The group is fortunate, Coyne said, to work alongside the Boston College Police Department, “to supplement the responding officers. Our EMTs have the capabilities to treat a variety of calls; BCPD makes sure we can do so safely.”
BCPD Deputy Chief of Police Kevin Buckley serves on the BC EMS advisory board, along with Razek, Director of University Health Services and Primary Care Sports Medicine Dr. Douglas Comeau, Associate Vice President and Dean of Students Corey Kelly, and Director of Emergency Management John Tommaney, who conducts training exercises with the group. The advisory board meets monthly with students on the EMS executive board.
Call volume fluctuates on a weekly basis, according to Coyne, and the members’ time commitment varies based on rank. “Our most senior members work 12 hours a week whereas newer members work about two shifts a month.” Its ambulance can respond within minutes and is in service 46 hours a week, totaling 138 weekly man-hours on shift, supplemented by special event coverage.
We respond when our community members need us the most...Whatever the call, there are students trained and able to respond. Being peers and classmates, our EMTs connect with our patients in a way that no other provider or first responder can, allowing for improved trust.
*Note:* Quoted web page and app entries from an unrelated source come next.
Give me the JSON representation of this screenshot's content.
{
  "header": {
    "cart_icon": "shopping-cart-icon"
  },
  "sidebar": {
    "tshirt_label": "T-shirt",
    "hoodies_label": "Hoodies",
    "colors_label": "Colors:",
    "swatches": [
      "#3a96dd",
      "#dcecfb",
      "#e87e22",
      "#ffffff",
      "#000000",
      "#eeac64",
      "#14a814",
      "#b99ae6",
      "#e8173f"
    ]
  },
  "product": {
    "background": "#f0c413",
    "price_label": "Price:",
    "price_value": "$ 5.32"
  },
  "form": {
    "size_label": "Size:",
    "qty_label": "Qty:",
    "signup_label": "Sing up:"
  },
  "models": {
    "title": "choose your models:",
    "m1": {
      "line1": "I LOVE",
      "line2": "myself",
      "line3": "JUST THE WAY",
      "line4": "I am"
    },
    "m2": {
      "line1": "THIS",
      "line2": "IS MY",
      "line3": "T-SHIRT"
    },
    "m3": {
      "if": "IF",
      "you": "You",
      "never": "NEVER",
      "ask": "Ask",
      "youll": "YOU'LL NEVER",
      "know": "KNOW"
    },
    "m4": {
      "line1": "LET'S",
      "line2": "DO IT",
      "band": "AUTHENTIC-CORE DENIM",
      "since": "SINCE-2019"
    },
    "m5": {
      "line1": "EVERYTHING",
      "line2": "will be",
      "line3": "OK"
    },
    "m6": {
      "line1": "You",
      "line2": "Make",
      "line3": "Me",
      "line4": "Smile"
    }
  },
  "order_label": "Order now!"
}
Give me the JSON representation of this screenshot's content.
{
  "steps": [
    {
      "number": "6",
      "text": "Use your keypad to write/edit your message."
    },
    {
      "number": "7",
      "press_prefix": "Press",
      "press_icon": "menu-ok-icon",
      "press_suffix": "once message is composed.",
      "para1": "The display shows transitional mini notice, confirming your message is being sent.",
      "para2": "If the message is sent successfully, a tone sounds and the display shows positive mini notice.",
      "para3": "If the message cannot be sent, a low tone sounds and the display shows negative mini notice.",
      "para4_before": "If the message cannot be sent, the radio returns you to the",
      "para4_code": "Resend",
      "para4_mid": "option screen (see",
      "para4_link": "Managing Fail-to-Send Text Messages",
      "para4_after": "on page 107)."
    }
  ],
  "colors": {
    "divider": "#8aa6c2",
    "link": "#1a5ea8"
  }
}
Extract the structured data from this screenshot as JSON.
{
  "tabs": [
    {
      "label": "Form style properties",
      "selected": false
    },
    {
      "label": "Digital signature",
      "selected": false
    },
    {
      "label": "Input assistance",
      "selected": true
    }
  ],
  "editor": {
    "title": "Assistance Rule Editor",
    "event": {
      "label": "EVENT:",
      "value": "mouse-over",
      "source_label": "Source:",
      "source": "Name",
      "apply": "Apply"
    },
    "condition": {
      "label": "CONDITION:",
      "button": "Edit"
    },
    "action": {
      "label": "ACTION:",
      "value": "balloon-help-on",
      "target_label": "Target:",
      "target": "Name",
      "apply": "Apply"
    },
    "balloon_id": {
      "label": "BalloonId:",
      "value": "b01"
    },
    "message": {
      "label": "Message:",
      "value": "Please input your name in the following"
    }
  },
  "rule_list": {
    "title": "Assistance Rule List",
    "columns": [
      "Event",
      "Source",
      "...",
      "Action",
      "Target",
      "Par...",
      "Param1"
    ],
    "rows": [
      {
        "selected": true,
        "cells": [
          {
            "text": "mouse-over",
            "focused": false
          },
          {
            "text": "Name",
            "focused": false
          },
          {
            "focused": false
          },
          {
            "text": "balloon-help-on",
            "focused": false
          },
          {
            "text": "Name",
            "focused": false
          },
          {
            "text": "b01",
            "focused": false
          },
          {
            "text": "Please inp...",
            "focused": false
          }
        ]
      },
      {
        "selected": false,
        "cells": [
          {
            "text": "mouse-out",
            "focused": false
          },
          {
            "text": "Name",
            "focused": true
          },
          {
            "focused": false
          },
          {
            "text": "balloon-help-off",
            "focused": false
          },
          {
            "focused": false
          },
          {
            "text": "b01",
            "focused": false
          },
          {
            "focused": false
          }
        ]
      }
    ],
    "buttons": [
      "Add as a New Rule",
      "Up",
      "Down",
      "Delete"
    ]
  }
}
The group’s genesis followed the passing of then-freshman Kevin Eidt, who died of a cardiac arrest during an intramural basketball game. His friend Mark Ritchie ’00, an EMT, saw an opportunity to bring rapid defibrillation and resuscitation capabilities to campus, and that fall founded BC EMS.
“I am very grateful that the Eidt Family has continued to be involved in our organization; the support they provide is unparalleled,” Coyne said. “We keep Kevin at the heart of everything we do. For our anniversary we updated our [uniform] patches to include his initials and graduation year. Continuing his legacy and ensuring that every student has access to life-saving emergency medical care are two of the top priorities of our organization.”
Coyne is pleased with its evolution over the past quarter-century. “We continue to expand our presence on and off campus, serving as the University’s largest CPR education provider and conducting community education courses both on-campus and at local elementary schools.”
Though appreciative of the upcoming public anniversary honor, Coyne said: “At the end of the day, we don’t do what we do for recognition. We are here to honor Kevin’s legacy, not our own. We love the work and feel as though it is work worth doing. When I look back on my four years here, my time will undoubtedly be defined by running this service. I am grateful for this organization, the people in it, and the job we get to do together.”
Rosanne Pellegrini \ University Communications | November 2022